Recently ingested

* Carol

I feared it would be self-indulgent and sentimental, or that the characters would be melodramatic. As it turns out, I stumbled out of the cinema relieved that I’d be spending the rest of the evening alone. Shot on Super 16 and scored by Carter Burwell (whose work was the highlight of Fur), Carol is at once lush and muted, cool and warm. For the most part, the dialogue remains deliciously restrained. The movie is, as Peter Bradshaw says, intoxicating and “creamily sensuous.”

And there was an unexpected treat:

Therese holds the Argus C3.

Image via The Weinstein Company

Above: Therese holds an Argus C3, a rangefinder nicknamed “The Brick.” It was introduced in the late 1930s and mass-produced in Ann Arbor. Jimmy Carter used one. Lots of people did: it was accessible, a lower-end model – “some chintzy camera,” as Therese’s boyfriend puts it.

With her Argus C3, Therese shoots “Trees. Birds. Windows. Anything, really.” Anything, that is, except people. In a telling scene with Dannie, an aspiring writer who works at the New York Times, Therese picks up a large format camera and raises it to her eye. Dannie looks up to meet her gaze. She lowers the camera immediately, then admits, “I feel strange, I think… taking pictures of people. It feels like – an intrusion…”

When we next see Therese raise a camera to her eye, she is capturing Carol. It’s an act of physics, so to speak: she has an affinity for, an attraction to Carol. The action indicates, too, that Therese is beginning to learn who she is and what she wants. As cinematographer Edward Lachman points out, she is “becoming in focus of who her person is…what her outlook is of life.”

Further reading:

* Edward Lachman on the film’s photographic influences, Therese as photographer, shooting in Super 16, and other cinematographic considerations (Kristopher Tapley for Variety);

* Phyllis Nagy’s screenplay – adapted from The Price of Salt by Patricia Highsmith;

Behind Carol: Photographers who influenced the film (Anna Leszkiewicz for the New Statesman);

* Carol: the official website;

* A profile of the Argus C3 (via Camerapedia).

* Early Color – Saul Leiter

Saul Leiter, Early Color

Saul Leiter – Early Color (Steidl, 2006)

A necessary companion piece to Carol, this stunning monograph highlights the early color work of an artist who gained recognition for his photographs rather late in life. Though the first edition of  Early Color was published in 2006, the photos were shot between 1948 and 1960, largely in New York, where Leiter remained until his death in 2013.

Saul Leiter – Taxi, 1957

Saul Leiter – Taxi, 1957

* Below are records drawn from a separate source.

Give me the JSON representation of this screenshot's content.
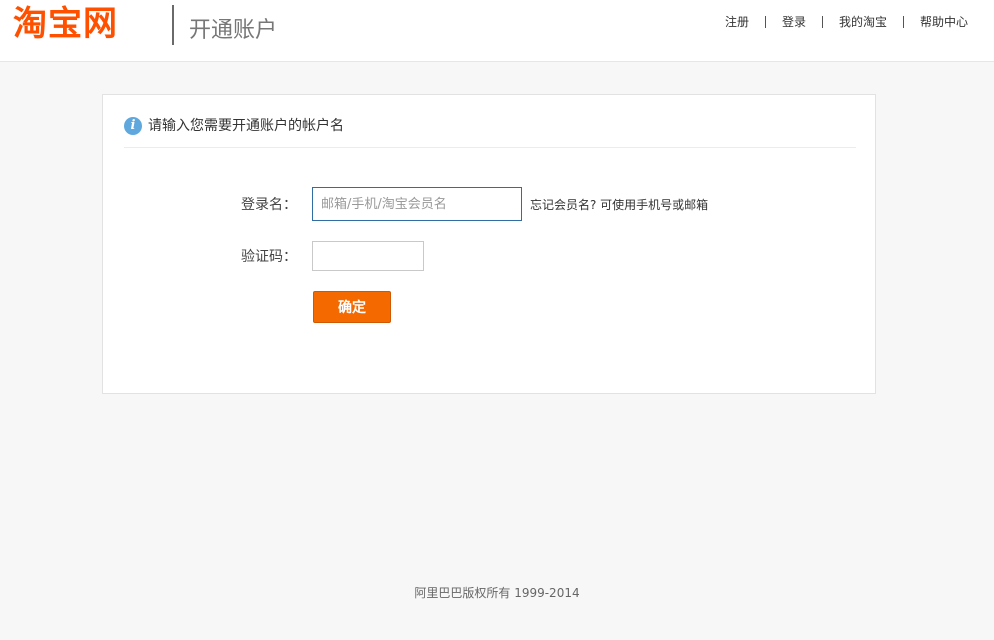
{
  "header": {
    "logo_text": "淘宝网",
    "page_name": "开通账户",
    "nav": [
      {
        "label": "注册"
      },
      {
        "label": "登录"
      },
      {
        "label": "我的淘宝"
      },
      {
        "label": "帮助中心"
      }
    ]
  },
  "card": {
    "info_icon": "info-icon",
    "info_glyph": "i",
    "title": "请输入您需要开通账户的帐户名",
    "login": {
      "label": "登录名：",
      "placeholder": "邮箱/手机/淘宝会员名",
      "value": "",
      "hint": "忘记会员名? 可使用手机号或邮箱"
    },
    "captcha": {
      "label": "验证码：",
      "value": ""
    },
    "submit_label": "确定"
  },
  "footer": {
    "copyright": "阿里巴巴版权所有 1999-2014"
  },
  "colors": {
    "brand": "#ff5000",
    "button": "#f56a00",
    "info_icon": "#5fa8de",
    "input_focus_border": "#2f6da3"
  }
}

Martin Harrison’s text provides an exciting framework for observing Leiter’s work. Harrison underscores the relative rarity of shooting in color in the late 1940s and early 1950s, when color film was deemed vulgar – “an artifice, a cosmetic” in Roland Barthes’s words; it was, after all, mainly used for advertisements and in magazines. Harrison writes:

“Leiter was faced with two additional problems: not only was the cost of laboratory prints exorbitant, but the exact chemistry of the color process placed limitations on creative control of the final image which acted as a further disincentive. Yet he found ways to circumvent these restrictions – exploiting the color distortions inherent in outdated film stock and embracing the unpredictable color rendition in emulsions available from some of the smaller manufacturers.”

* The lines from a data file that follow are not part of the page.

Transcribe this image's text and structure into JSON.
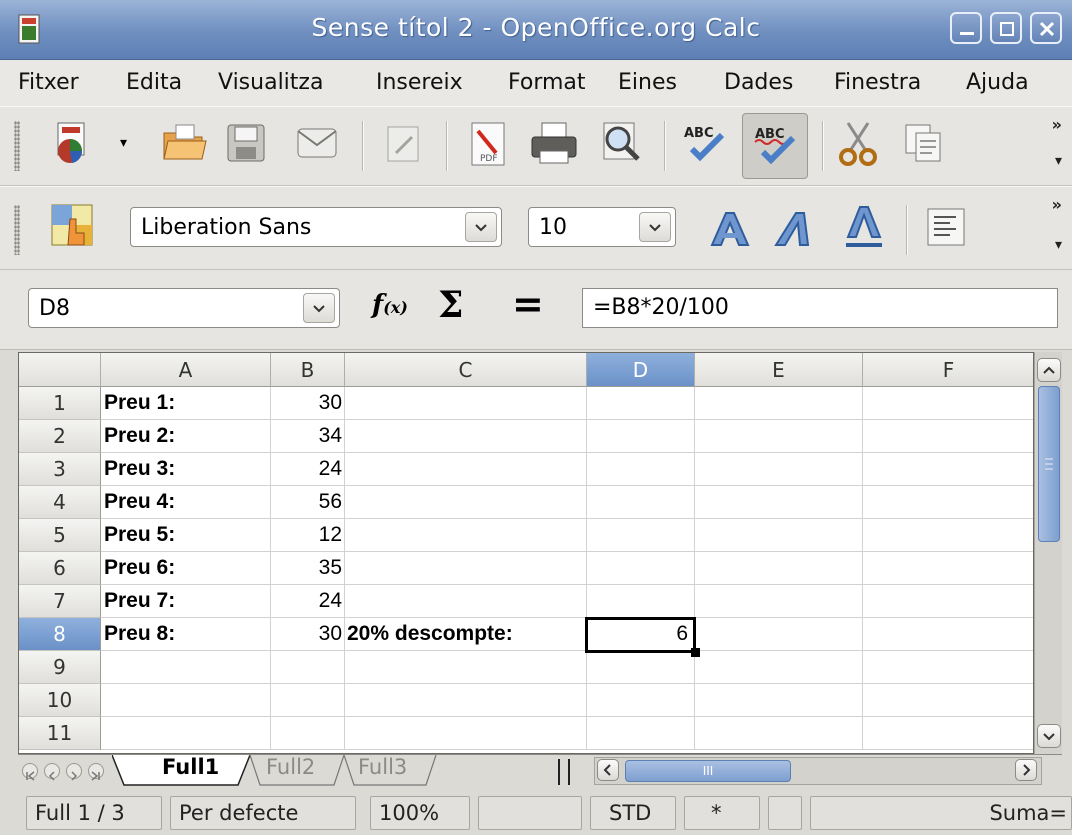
{
  "window": {
    "title": "Sense títol 2 - OpenOffice.org Calc"
  },
  "menu": [
    "Fitxer",
    "Edita",
    "Visualitza",
    "Insereix",
    "Format",
    "Eines",
    "Dades",
    "Finestra",
    "Ajuda"
  ],
  "formatting": {
    "font_name": "Liberation Sans",
    "font_size": "10"
  },
  "formula_bar": {
    "name_box": "D8",
    "formula": "=B8*20/100"
  },
  "columns": [
    "A",
    "B",
    "C",
    "D",
    "E",
    "F"
  ],
  "selected_column": "D",
  "rows": [
    {
      "n": "1",
      "a": "Preu 1:",
      "b": "30",
      "c": "",
      "d": ""
    },
    {
      "n": "2",
      "a": "Preu 2:",
      "b": "34",
      "c": "",
      "d": ""
    },
    {
      "n": "3",
      "a": "Preu 3:",
      "b": "24",
      "c": "",
      "d": ""
    },
    {
      "n": "4",
      "a": "Preu 4:",
      "b": "56",
      "c": "",
      "d": ""
    },
    {
      "n": "5",
      "a": "Preu 5:",
      "b": "12",
      "c": "",
      "d": ""
    },
    {
      "n": "6",
      "a": "Preu 6:",
      "b": "35",
      "c": "",
      "d": ""
    },
    {
      "n": "7",
      "a": "Preu 7:",
      "b": "24",
      "c": "",
      "d": ""
    },
    {
      "n": "8",
      "a": "Preu 8:",
      "b": "30",
      "c": "20%  descompte:",
      "d": "6"
    },
    {
      "n": "9",
      "a": "",
      "b": "",
      "c": "",
      "d": ""
    },
    {
      "n": "10",
      "a": "",
      "b": "",
      "c": "",
      "d": ""
    },
    {
      "n": "11",
      "a": "",
      "b": "",
      "c": "",
      "d": ""
    }
  ],
  "selected_row": "8",
  "sheets": [
    "Full1",
    "Full2",
    "Full3"
  ],
  "active_sheet": "Full1",
  "hscroll_mark": "III",
  "status": {
    "sheet": "Full 1 / 3",
    "style": "Per defecte",
    "zoom": "100%",
    "mode": "STD",
    "modified": "*",
    "sum": "Suma="
  },
  "colors": {
    "accent": "#6a91c8",
    "titlebar": "#6f8fc0"
  }
}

Indeed, there is much to admire in Early Color. “Rather than imposing himself on situations he seeps, unobtrusively, into life’s unfolding dramas,” writes Harrison.

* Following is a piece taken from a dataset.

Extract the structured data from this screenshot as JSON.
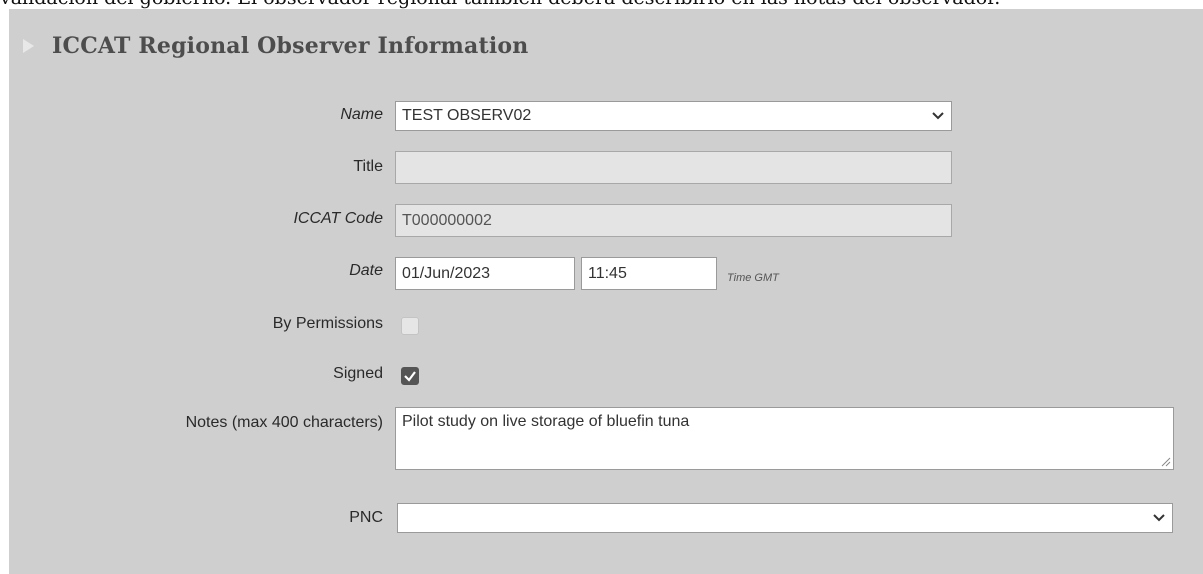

Saul Leiter – Reflection, 1958

Saul Leiter – Reflection, 1958

Saul Leiter – Shopper, 1953

Saul Leiter – Shopper, 1953

As far as street photography goes, this is my bag. It isn’t merely Leiter’s “openness to the accidental” and “willingness to forgo the photographer’s legendary control” that draw me in; it is also his quiet manner, his reflective mode, which give rise to images that conceal and reveal across abstract surfaces and intersecting planes.


Online gallery (via The Guardian);

* Other Saul Leiter monographs published by Steidl: Early Black and White (2009) + In My Room (forthcoming)

Obituary: 1923-2013 (Teju Cole for The New Yorker);

In No Great Hurry: 13 Lessons in Life with Saul Leiter – a documentary by Tomas Leach. (Also available for rent via Amazon).